◆ Problem details ◆
Take every line containing "individual" out of the records.

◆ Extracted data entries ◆
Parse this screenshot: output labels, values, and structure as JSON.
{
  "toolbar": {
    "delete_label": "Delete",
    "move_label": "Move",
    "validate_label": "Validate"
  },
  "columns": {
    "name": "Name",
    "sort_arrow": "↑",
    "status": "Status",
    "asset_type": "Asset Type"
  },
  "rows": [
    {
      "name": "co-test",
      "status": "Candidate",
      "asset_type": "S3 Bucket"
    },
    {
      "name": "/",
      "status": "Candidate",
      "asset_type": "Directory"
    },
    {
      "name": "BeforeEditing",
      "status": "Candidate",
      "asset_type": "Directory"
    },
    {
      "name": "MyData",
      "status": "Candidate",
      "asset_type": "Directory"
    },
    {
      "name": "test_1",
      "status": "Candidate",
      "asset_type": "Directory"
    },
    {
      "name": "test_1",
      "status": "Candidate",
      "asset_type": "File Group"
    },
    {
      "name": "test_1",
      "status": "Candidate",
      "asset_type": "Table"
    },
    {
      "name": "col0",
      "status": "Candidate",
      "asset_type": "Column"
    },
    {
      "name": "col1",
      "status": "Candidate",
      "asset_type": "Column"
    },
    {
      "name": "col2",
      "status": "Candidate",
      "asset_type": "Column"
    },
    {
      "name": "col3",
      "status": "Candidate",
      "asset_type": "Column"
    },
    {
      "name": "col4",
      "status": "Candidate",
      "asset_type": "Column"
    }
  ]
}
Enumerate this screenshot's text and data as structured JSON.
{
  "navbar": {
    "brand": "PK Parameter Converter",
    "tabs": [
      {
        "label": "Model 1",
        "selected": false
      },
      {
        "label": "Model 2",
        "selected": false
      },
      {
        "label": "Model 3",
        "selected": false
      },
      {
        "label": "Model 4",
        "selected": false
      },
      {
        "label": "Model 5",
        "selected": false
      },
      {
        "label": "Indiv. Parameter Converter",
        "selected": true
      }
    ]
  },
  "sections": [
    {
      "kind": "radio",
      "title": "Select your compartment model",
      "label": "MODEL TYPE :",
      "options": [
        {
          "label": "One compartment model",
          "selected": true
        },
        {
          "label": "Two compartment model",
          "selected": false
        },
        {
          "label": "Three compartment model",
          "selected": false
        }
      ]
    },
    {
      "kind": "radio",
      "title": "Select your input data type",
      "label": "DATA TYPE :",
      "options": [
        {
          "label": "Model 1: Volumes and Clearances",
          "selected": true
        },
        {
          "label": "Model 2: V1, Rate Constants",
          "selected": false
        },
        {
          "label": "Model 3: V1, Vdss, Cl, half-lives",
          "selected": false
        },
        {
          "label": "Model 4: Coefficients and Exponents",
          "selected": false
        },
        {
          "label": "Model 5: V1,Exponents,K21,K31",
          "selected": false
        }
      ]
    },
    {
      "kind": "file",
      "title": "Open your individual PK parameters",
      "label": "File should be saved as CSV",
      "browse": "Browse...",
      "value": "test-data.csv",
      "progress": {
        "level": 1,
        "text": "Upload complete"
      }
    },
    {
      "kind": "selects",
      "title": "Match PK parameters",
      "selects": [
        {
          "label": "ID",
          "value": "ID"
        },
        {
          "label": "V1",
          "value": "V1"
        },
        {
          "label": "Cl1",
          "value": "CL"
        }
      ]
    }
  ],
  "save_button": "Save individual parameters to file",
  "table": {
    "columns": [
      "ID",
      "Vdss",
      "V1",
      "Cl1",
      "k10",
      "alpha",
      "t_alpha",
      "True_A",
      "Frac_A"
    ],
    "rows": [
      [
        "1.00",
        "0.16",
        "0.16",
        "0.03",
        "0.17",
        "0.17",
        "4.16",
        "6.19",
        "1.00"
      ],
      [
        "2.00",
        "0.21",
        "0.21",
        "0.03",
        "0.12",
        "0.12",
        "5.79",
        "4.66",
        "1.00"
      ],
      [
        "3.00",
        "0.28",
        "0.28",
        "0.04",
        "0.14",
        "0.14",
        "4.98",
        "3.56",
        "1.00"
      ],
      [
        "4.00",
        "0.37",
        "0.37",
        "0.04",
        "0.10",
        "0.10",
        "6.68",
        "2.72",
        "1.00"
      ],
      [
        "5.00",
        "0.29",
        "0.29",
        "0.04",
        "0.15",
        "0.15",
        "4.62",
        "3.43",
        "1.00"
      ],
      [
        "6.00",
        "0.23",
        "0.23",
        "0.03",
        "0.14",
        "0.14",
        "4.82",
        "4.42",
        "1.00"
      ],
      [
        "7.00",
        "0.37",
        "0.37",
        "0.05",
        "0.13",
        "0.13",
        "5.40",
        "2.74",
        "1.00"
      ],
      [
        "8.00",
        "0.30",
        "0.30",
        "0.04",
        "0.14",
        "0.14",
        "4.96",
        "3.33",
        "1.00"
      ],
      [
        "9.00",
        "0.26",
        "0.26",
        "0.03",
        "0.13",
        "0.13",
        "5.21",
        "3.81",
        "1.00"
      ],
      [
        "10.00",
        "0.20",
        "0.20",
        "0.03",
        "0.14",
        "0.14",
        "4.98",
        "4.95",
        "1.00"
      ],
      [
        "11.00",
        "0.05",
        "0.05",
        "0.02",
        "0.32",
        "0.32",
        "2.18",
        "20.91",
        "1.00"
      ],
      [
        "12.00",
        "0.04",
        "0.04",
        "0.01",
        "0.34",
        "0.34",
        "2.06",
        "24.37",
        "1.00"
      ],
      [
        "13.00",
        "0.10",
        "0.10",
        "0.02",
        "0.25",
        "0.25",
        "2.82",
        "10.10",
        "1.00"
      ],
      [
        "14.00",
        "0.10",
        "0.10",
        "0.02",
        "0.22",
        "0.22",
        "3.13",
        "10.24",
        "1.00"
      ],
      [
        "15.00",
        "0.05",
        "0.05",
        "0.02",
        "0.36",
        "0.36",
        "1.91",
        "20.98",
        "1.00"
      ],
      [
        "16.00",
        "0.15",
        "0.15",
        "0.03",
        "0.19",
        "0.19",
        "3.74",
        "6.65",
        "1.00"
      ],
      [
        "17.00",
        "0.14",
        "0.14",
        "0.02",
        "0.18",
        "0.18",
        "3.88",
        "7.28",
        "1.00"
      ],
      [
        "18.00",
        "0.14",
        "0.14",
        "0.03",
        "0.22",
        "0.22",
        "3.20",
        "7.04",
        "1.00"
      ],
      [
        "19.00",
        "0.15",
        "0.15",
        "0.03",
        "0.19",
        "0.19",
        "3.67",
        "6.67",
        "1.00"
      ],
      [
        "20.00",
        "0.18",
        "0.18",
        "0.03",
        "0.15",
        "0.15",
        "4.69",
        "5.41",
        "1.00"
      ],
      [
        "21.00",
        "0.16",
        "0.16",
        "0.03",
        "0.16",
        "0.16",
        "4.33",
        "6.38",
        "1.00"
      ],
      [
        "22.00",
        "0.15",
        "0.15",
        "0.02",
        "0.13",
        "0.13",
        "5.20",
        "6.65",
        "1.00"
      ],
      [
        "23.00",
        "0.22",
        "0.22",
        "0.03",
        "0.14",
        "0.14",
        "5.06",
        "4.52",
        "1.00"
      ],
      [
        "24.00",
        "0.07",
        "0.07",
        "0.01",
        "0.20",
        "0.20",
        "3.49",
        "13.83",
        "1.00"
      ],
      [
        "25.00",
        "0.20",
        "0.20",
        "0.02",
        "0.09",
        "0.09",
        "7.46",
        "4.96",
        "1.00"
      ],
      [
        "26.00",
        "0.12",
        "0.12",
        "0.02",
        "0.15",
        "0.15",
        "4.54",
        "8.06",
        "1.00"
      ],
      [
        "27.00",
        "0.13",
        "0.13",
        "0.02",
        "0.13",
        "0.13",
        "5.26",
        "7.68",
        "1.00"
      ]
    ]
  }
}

◆ Output of the task ◆
      "title": "Open your individual PK parameters",
  "save_button": "Save individual parameters to file",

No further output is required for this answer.